- WORK INSTRUCTION
Provide the count of lines below that include the word "JSON", without any accompanying remarks.

Stored entries
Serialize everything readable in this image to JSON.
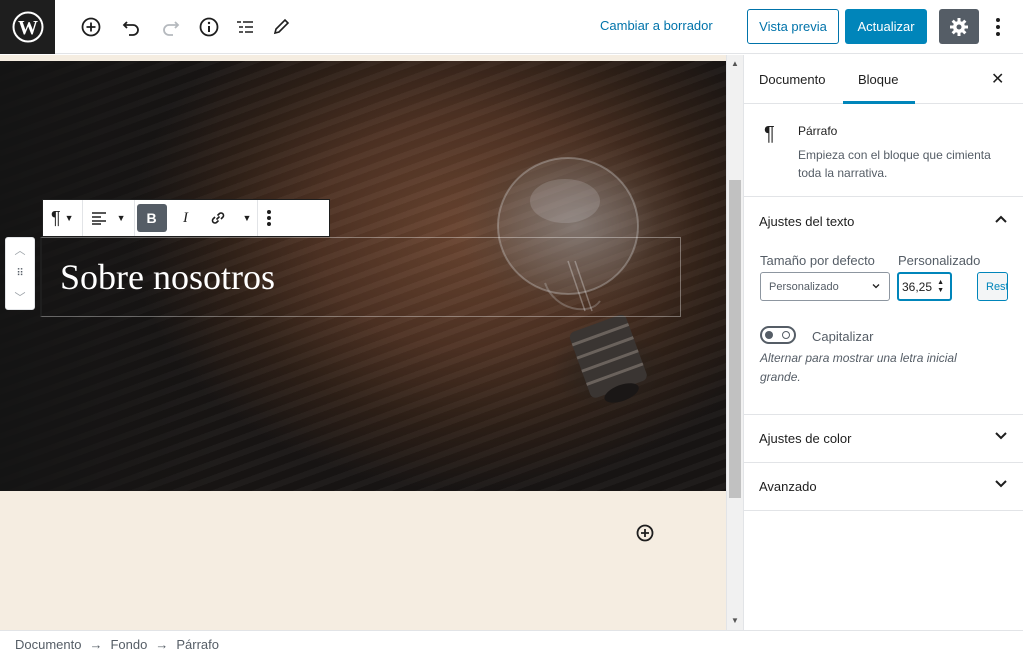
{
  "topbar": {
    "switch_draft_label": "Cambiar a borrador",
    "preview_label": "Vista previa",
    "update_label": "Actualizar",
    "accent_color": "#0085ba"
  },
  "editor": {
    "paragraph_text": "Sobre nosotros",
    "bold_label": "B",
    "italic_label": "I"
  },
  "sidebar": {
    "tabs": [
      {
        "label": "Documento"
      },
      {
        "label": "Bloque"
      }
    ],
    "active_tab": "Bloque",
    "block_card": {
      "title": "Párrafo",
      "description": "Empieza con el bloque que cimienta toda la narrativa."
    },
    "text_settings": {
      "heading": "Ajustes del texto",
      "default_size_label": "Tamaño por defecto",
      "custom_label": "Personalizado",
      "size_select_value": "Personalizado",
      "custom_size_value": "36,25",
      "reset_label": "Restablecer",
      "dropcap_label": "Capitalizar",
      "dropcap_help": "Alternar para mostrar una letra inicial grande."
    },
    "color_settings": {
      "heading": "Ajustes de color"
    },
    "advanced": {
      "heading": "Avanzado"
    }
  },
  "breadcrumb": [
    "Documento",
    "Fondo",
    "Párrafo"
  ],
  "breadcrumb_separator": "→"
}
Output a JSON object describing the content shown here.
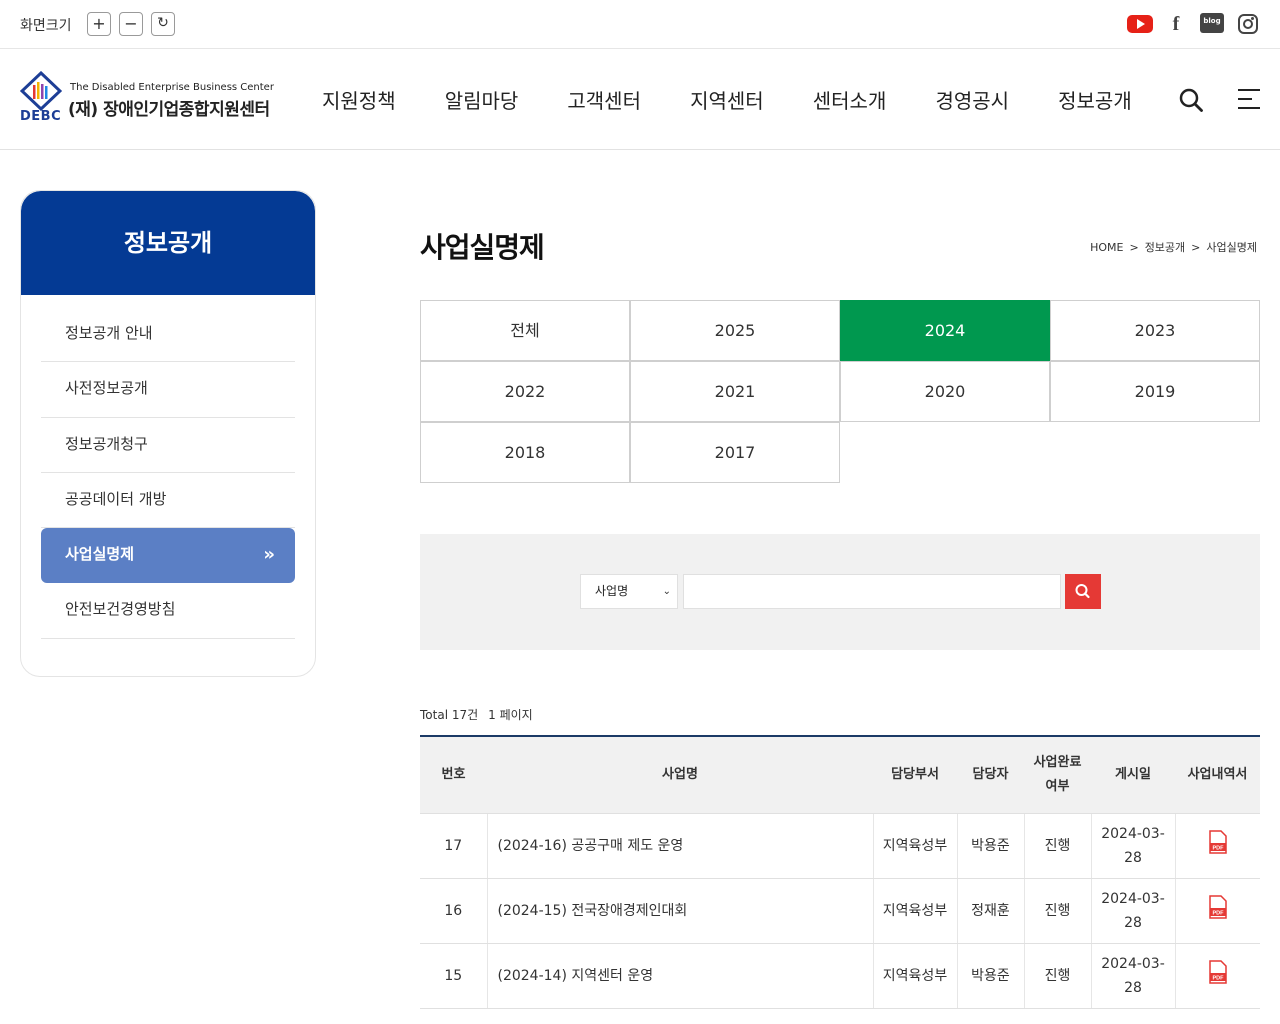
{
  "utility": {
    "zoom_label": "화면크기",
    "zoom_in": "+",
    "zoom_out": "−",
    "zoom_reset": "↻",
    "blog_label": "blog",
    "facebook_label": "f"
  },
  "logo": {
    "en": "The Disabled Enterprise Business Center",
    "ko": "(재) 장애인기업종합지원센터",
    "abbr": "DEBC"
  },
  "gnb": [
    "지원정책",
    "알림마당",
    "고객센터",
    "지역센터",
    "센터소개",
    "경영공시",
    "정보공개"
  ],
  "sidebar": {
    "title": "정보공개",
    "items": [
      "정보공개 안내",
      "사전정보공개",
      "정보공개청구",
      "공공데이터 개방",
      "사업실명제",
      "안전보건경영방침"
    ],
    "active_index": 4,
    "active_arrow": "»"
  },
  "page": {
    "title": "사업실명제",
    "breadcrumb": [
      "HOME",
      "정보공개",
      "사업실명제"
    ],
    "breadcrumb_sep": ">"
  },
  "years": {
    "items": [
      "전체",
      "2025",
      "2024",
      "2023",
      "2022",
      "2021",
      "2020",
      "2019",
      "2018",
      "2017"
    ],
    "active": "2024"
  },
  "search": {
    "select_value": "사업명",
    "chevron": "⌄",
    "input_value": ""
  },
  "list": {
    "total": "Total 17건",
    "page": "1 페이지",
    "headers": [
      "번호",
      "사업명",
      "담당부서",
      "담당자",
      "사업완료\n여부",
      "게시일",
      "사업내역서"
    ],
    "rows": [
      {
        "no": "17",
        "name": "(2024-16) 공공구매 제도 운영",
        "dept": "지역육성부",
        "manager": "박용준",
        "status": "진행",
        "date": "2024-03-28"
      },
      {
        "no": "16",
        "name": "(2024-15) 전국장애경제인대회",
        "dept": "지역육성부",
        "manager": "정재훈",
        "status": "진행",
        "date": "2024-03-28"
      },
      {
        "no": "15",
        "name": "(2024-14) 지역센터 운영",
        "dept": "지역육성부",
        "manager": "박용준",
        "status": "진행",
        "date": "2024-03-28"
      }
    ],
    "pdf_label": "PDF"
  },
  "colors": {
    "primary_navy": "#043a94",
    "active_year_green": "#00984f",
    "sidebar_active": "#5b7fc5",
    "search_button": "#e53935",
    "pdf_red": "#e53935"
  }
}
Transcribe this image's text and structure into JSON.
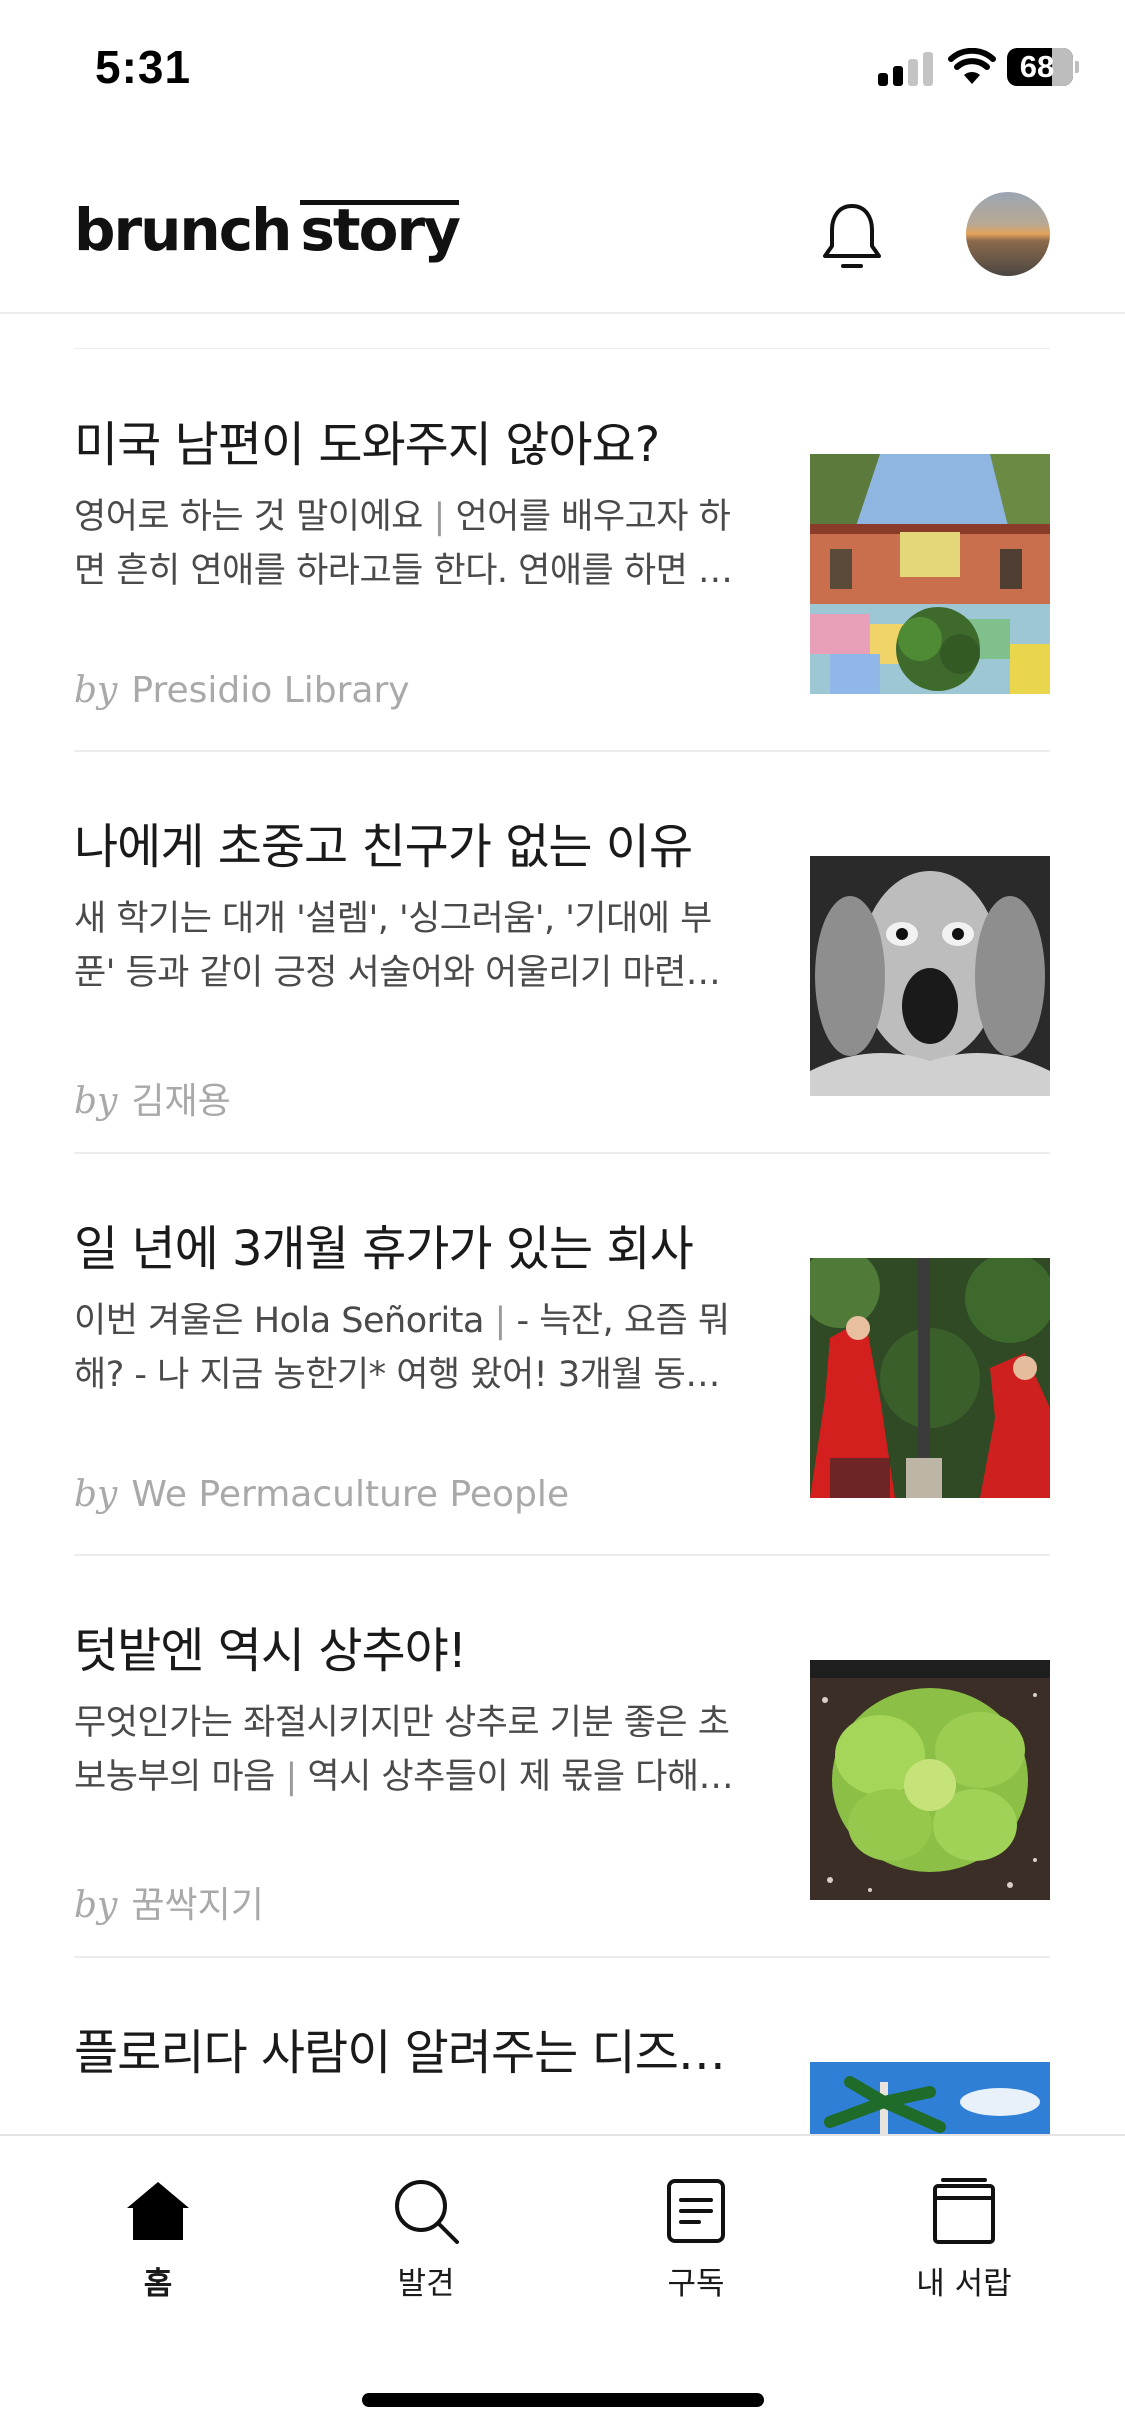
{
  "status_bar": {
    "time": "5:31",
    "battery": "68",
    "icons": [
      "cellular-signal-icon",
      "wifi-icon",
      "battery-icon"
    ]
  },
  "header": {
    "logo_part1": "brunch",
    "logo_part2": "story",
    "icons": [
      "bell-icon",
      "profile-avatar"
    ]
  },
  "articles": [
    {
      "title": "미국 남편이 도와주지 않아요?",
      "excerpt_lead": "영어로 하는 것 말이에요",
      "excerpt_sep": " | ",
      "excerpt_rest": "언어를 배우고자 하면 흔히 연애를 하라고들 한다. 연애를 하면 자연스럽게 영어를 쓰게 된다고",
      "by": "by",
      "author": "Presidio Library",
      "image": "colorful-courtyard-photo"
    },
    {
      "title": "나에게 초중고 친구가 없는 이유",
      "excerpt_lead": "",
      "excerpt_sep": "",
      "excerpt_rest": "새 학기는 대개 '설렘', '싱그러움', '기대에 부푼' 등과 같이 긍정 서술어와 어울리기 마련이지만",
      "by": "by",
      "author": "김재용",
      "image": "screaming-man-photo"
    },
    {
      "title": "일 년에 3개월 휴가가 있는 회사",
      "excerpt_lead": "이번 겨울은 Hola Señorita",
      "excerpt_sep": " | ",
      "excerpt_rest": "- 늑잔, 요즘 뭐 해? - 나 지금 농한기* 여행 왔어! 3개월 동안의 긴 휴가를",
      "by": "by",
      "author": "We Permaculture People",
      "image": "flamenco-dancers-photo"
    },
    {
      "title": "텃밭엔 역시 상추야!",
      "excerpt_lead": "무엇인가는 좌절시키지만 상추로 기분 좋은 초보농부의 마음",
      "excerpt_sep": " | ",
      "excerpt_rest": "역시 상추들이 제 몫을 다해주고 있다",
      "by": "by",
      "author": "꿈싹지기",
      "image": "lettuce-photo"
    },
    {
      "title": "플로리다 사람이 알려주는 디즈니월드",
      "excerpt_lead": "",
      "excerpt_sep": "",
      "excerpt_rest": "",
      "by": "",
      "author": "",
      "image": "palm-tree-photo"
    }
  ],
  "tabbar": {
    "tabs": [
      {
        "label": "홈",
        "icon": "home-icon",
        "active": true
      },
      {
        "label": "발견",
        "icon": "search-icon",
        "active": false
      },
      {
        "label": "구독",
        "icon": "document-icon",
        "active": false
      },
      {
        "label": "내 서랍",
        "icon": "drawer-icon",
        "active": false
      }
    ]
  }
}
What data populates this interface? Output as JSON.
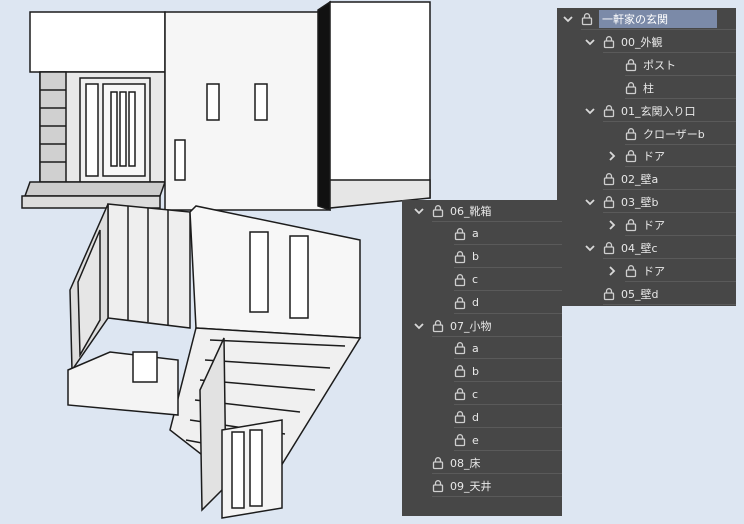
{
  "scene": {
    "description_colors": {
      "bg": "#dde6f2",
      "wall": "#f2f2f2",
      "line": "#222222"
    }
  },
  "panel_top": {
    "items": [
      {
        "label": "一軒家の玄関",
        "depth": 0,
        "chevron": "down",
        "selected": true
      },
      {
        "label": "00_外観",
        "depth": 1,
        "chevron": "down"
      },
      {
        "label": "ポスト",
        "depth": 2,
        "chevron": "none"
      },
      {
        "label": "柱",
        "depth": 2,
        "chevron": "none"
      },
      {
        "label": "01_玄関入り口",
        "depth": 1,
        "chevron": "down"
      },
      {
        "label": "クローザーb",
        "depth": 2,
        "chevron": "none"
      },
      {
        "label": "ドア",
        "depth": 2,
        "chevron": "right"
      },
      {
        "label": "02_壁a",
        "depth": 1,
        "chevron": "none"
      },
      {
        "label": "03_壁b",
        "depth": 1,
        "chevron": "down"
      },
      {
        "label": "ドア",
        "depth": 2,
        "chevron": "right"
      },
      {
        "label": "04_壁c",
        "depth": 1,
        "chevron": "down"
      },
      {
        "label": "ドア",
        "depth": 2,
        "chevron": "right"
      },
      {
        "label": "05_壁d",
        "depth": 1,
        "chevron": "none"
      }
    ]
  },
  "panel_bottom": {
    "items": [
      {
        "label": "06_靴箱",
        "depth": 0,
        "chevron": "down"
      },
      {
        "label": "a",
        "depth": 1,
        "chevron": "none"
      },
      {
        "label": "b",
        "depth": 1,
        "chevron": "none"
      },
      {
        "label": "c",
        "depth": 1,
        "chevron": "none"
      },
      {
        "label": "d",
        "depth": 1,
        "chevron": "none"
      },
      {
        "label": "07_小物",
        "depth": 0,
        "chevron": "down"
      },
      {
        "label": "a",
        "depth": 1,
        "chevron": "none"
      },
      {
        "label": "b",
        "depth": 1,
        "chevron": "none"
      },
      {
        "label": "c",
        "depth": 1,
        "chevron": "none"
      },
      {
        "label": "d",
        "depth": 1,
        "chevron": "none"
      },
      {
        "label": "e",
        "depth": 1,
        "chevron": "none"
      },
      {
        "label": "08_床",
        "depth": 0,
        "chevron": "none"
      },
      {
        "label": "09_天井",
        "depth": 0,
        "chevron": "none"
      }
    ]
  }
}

- OUTPUT FOR THIS TASK
4